But at the end of the fall semester, she was surprised to find more than a quarter of her 160 meals had gone unused.
Roberson is a part of a larger trend. At UNC-CH, 25 percent of all meals bought through campus dining plans are wasted each semester, a model that finds mixed comparisons at other UNC-system schools.
“There should be some kind of block plan, maybe even lower than 120 meals, because the lowest they have is the commuter plan with 50 meals, which is too little,” Roberson said.
Money from wasted meals subsidizes Carolina Dining Services’ prices and pay for overhead expenses and staff, said Scott Myers, director of dining and vending.
Carolina Dining Services, which offers meal plan options to on-campus and commuter students, sells about 6,000 meal plans each fall.
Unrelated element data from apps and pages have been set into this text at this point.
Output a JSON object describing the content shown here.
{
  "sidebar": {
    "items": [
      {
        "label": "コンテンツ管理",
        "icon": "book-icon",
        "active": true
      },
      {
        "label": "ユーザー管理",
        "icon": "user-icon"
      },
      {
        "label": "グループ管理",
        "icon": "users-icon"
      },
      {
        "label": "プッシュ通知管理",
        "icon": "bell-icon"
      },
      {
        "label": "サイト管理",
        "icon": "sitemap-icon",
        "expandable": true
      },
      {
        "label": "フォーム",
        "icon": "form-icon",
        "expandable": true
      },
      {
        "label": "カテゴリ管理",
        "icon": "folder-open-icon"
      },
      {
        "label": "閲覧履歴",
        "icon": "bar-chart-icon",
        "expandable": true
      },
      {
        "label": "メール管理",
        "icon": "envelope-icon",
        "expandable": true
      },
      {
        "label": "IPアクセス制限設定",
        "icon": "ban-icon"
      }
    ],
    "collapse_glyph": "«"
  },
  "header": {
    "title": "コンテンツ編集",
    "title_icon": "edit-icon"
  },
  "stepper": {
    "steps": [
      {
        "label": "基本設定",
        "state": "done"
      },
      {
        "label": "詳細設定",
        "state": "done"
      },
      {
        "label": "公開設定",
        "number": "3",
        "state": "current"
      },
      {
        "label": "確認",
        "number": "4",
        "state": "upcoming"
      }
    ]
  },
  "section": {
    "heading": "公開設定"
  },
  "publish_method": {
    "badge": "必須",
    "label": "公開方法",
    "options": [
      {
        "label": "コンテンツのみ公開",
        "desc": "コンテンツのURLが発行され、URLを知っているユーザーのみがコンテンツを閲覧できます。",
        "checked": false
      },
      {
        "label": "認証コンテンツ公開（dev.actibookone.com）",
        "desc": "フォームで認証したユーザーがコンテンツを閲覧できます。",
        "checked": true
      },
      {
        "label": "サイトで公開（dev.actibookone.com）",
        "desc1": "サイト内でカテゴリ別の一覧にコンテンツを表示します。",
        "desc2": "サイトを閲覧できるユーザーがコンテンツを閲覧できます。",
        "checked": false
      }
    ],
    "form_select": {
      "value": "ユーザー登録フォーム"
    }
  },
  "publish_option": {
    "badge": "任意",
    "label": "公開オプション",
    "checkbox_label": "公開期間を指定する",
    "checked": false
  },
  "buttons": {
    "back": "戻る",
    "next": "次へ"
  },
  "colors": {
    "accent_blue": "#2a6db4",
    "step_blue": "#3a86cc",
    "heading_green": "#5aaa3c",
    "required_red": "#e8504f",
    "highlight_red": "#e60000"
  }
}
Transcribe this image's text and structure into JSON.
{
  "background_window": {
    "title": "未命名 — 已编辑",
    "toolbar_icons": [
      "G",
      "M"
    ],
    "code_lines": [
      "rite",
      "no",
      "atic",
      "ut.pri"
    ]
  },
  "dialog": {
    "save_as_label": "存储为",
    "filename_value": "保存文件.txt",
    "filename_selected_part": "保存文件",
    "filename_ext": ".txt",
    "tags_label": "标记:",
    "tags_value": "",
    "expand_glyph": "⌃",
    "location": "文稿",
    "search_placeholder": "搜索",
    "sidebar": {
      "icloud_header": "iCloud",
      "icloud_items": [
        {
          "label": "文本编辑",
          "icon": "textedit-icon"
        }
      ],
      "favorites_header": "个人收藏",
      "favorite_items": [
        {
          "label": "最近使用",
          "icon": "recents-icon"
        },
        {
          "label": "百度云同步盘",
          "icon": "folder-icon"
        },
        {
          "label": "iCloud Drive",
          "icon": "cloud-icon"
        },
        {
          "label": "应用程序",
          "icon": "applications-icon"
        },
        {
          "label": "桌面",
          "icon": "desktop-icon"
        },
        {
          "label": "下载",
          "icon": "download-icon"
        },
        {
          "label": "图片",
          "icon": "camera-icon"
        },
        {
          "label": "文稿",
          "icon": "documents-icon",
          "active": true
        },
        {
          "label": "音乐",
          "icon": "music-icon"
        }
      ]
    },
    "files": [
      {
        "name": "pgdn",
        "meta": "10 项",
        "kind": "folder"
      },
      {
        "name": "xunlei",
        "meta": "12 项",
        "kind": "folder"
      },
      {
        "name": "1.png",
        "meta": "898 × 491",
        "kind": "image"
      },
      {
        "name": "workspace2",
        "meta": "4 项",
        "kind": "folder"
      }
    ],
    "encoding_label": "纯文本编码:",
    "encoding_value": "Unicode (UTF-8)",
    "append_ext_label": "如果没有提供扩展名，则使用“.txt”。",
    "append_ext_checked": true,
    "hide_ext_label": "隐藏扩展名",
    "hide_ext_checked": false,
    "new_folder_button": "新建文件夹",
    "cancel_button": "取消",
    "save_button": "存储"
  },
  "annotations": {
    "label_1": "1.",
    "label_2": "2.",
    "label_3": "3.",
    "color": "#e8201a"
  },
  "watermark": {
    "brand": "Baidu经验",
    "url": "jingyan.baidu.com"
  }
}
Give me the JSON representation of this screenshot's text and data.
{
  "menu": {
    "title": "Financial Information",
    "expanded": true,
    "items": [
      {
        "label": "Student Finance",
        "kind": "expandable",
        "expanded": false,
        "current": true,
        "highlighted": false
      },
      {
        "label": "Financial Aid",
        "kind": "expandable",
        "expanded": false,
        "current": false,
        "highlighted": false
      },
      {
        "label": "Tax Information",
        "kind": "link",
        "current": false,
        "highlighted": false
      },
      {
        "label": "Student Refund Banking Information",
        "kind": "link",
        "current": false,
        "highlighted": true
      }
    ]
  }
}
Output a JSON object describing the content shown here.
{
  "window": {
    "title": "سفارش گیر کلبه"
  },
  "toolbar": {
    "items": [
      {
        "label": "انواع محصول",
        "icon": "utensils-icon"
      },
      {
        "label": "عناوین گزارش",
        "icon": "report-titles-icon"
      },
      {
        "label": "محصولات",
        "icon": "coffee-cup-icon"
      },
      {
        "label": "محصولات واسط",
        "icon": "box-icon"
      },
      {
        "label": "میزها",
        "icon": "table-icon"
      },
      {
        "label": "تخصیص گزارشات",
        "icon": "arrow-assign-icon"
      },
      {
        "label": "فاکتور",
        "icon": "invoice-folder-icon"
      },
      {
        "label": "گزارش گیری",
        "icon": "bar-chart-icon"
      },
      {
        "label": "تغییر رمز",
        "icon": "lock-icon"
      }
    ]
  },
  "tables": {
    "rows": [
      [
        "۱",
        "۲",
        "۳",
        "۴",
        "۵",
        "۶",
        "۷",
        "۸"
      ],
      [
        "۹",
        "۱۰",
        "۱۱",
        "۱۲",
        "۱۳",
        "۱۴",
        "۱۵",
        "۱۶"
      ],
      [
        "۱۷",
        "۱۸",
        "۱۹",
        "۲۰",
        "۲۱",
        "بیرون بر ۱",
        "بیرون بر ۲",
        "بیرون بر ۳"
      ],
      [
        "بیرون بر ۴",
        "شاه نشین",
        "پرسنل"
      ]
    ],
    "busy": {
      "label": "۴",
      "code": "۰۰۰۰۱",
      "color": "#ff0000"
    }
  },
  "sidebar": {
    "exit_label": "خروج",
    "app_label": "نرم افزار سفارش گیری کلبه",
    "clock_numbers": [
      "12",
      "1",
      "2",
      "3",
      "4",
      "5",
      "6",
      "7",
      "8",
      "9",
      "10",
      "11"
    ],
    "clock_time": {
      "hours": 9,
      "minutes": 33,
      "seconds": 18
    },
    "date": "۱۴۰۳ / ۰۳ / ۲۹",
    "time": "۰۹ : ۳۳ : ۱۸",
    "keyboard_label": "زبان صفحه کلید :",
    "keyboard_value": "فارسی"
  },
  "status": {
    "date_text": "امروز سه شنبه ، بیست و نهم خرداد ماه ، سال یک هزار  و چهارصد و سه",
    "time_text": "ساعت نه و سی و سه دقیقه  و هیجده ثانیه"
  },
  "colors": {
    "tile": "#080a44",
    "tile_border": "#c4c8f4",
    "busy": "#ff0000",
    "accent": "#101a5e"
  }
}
The large percentage of unused meals can be attributed to students buying meal plans that don’t match their lifestyles, Myers said.
Money from unused meals also help pay for debt owed by Carolina Dining Services, which currently has $30 million in outstanding debt charges due to facility upkeep and renovations at Lenoir and Rams Head dining halls.
If students were to eat every meal they purchased, meal plan prices would be higher, Myers said.